×
INTELLIGENT WORK FORUMS
FOR ENGINEERING PROFESSIONALS

Contact US

Log In

Come Join Us!

Are you an
Engineering professional?
Join Eng-Tips Forums!
  • Talk With Other Members
  • Be Notified Of Responses
    To Your Posts
  • Keyword Search
  • One-Click Access To Your
    Favorite Forums
  • Automated Signatures
    On Your Posts
  • Best Of All, It's Free!

*Eng-Tips's functionality depends on members receiving e-mail. By joining you are opting in to receive e-mail.

Posting Guidelines

Promoting, selling, recruiting, coursework and thesis posting is forbidden.

Students Click Here

surface coating/finish and impact on paste dryer performance?

surface coating/finish and impact on paste dryer performance?

surface coating/finish and impact on paste dryer performance?

(OP)
I am debottlenecking a continuous dryer which fouls at high production rates.  The dryer is 316 stainless steel

Adhesion (cohesion) of the sodium organic salt to the mill finished stainless steel is very high at the operating temperature 300 F.  It is highly agglomerating and forms crust if not mechanically disturbed.  
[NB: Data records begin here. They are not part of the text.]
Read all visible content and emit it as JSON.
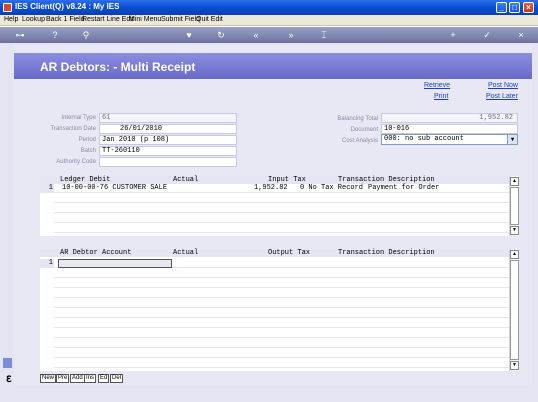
{
  "window": {
    "title": "IES Client(Q) v8.24 : My IES"
  },
  "menu": {
    "items": [
      "Help",
      "Lookup",
      "Back 1 Field",
      "Restart Line Edit",
      "Mini Menu",
      "Submit Field",
      "Quit Edit"
    ]
  },
  "toolbar": {
    "icons": [
      "key-icon",
      "help-icon",
      "search-icon",
      "heart-icon",
      "refresh-icon",
      "rewind-icon",
      "fast-forward-icon",
      "bookmark-icon",
      "add-icon",
      "check-icon",
      "close-icon"
    ]
  },
  "page": {
    "title": "AR Debtors: - Multi Receipt",
    "links": {
      "retrieve": "Retrieve",
      "print": "Print",
      "post_now": "Post Now",
      "post_later": "Post Later"
    }
  },
  "form": {
    "internal_type_label": "Internal Type",
    "internal_type_value": "61",
    "transaction_date_label": "Transaction Date",
    "transaction_date_value": "26/01/2010",
    "period_label": "Period",
    "period_value": "Jan 2010 (p 108)",
    "batch_label": "Batch",
    "batch_value": "TT-260110",
    "authority_code_label": "Authority Code",
    "authority_code_value": "",
    "balancing_total_label": "Balancing Total",
    "balancing_total_value": "1,952.82",
    "document_label": "Document",
    "document_value": "10-016",
    "cost_analysis_label": "Cost Analysis",
    "cost_analysis_value": "000: no sub account"
  },
  "ledger_grid": {
    "columns": [
      "Ledger Debit",
      "Actual",
      "Input Tax",
      "Transaction Description"
    ],
    "rows": [
      {
        "num": "1",
        "account": "10-00-00-76 CUSTOMER SALE",
        "actual": "1,952.82",
        "tax": "0 No Tax Record",
        "description": "Payment for Order"
      }
    ]
  },
  "debtor_grid": {
    "columns": [
      "AR Debtor Account",
      "Actual",
      "Output Tax",
      "Transaction Description"
    ],
    "rows": [
      {
        "num": "1",
        "account": "",
        "actual": "",
        "tax": "",
        "description": ""
      }
    ]
  },
  "bottom_tabs": [
    "New",
    "Pre",
    "Add",
    "Ins",
    "Ed",
    "Del"
  ]
}
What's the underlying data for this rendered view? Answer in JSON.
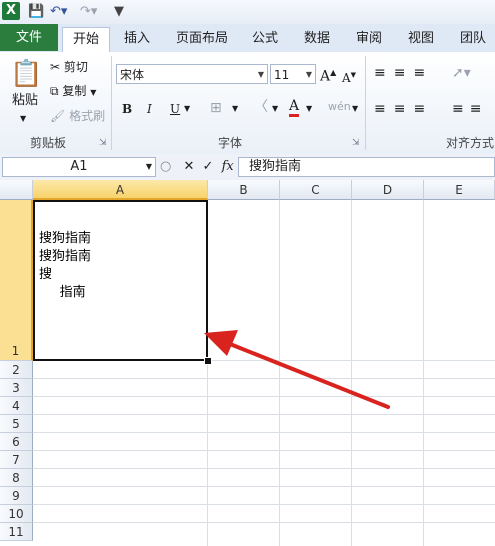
{
  "tabs": {
    "file": "文件",
    "home": "开始",
    "insert": "插入",
    "page_layout": "页面布局",
    "formulas": "公式",
    "data": "数据",
    "review": "审阅",
    "view": "视图",
    "team": "团队"
  },
  "clipboard": {
    "paste": "粘贴",
    "cut": "剪切",
    "copy": "复制",
    "format_painter": "格式刷",
    "group": "剪贴板"
  },
  "font": {
    "name": "宋体",
    "size": "11",
    "bold": "B",
    "italic": "I",
    "underline": "U",
    "color_letter": "A",
    "phonetic": "wén",
    "group": "字体"
  },
  "alignment": {
    "group": "对齐方式"
  },
  "formula_bar": {
    "name_box": "A1",
    "fx": "fx",
    "value": "搜狗指南"
  },
  "columns": [
    "A",
    "B",
    "C",
    "D",
    "E"
  ],
  "rows": [
    "1",
    "2",
    "3",
    "4",
    "5",
    "6",
    "7",
    "8",
    "9",
    "10",
    "11"
  ],
  "cell_a1": "搜狗指南\n搜狗指南\n搜\n     指南",
  "colors": {
    "file_tab": "#2b7d3e",
    "selection": "#f7d36c",
    "arrow": "#d9231f"
  }
}
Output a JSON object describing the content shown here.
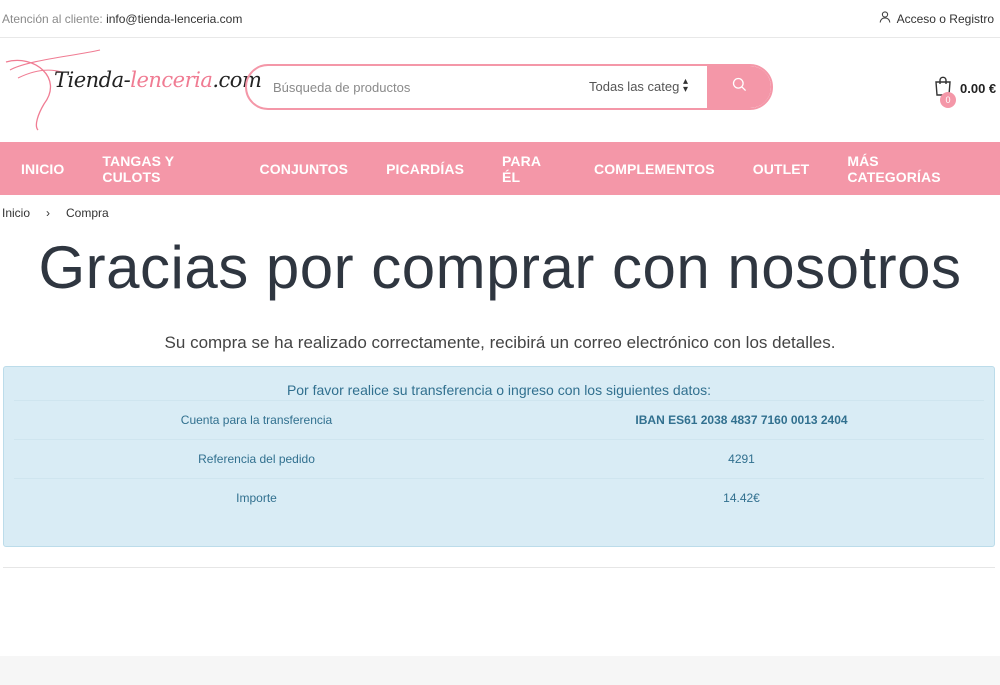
{
  "topbar": {
    "support_label": "Atención al cliente:",
    "support_email": "info@tienda-lenceria.com",
    "account_link": "Acceso o Registro"
  },
  "logo": {
    "text_a": "Tienda-",
    "text_b": "lenceria",
    "text_c": ".com"
  },
  "search": {
    "placeholder": "Búsqueda de productos",
    "category_selected": "Todas las categorías"
  },
  "cart": {
    "count": "0",
    "total": "0.00 €"
  },
  "nav": {
    "items": [
      "INICIO",
      "TANGAS Y CULOTS",
      "CONJUNTOS",
      "PICARDÍAS",
      "PARA ÉL",
      "COMPLEMENTOS",
      "OUTLET",
      "MÁS CATEGORÍAS"
    ]
  },
  "breadcrumb": {
    "home": "Inicio",
    "separator": "›",
    "current": "Compra"
  },
  "page": {
    "title": "Gracias por comprar con nosotros",
    "subtitle": "Su compra se ha realizado correctamente, recibirá un correo electrónico con los detalles."
  },
  "transfer": {
    "intro": "Por favor realice su transferencia o ingreso con los siguientes datos:",
    "rows": [
      {
        "label": "Cuenta para la transferencia",
        "value": "IBAN ES61 2038 4837 7160 0013 2404"
      },
      {
        "label": "Referencia del pedido",
        "value": "4291"
      },
      {
        "label": "Importe",
        "value": "14.42€"
      }
    ]
  },
  "colors": {
    "brand_pink": "#f497a8",
    "info_bg": "#d9ecf5",
    "info_text": "#31708f"
  },
  "icons": {
    "account": "user-icon",
    "search": "search-icon",
    "cart": "shopping-bag-icon",
    "select": "select-arrows-icon"
  }
}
The dryer is built as a heated horizontal cylinder (16 in dia, 60" long, containing a 3" center shaft with a spiral of blades that intermesh with stationary hooks, to clean the heated blades (~ 3 mm clearance).  

Heat transfer surface cannot be added.  What coatings and/or surface finish will limit fouling allowing me to push the heat transfer higher?

If I only modify the cylinder interior, I imagine sliding but the hooks would result in surface renewal.  Is there a negative to not coating the hooks, shaft and blade?  Poor forced convective surface renewal? Poor bulk turnover? Increased stress on the hooks?

If I modify all surfaces, can I be too slick?

RE: surface coating/finish and impact on paste dryer performance?

Sputter-deposited molybdenum disulfide or tungsten disufide would work -- both are low friction coatings that generally resist chemicals -- but it would not be easy to coat the interior of your cylinder.  You might have to add a base hard coating.  Coating the blades would depend on whether or not they can be detached.

Jim Treglio

Red Flag This Post

Please let us know here why this post is inappropriate. Reasons such as off-topic, duplicates, flames, illegal, vulgar, or students posting their homework.

Red Flag Submitted

Thank you for helping keep Eng-Tips Forums free from inappropriate posts.
The Eng-Tips staff will check this out and take appropriate action.

Reply To This Thread

Posting in the Eng-Tips forums is a member-only feature.

Click Here to join Eng-Tips and talk with other members! Already a Member? Login


Resources

Low-Volume Rapid Injection Molding With 3D Printed Molds
Learn methods and guidelines for using stereolithography (SLA) 3D printed molds in the injection molding process to lower costs and lead time. Discover how this hybrid manufacturing process enables on-demand mold fabrication to quickly produce small batches of thermoplastic parts. Download Now
Design for Additive Manufacturing (DfAM)
Examine how the principles of DfAM upend many of the long-standing rules around manufacturability - allowing engineers and designers to place a part’s function at the center of their design considerations. Download Now
Taking Control of Engineering Documents
This ebook covers tips for creating and managing workflows, security best practices and protection of intellectual property, Cloud vs. on-premise software solutions, CAD file management, compliance, and more. Download Now

Close Box

Join Eng-Tips® Today!

Join your peers on the Internet's largest technical engineering professional community.
It's easy to join and it's free.

Here's Why Members Love Eng-Tips Forums:

Register now while it's still free!

Already a member? Close this window and log in.

Join Us             Close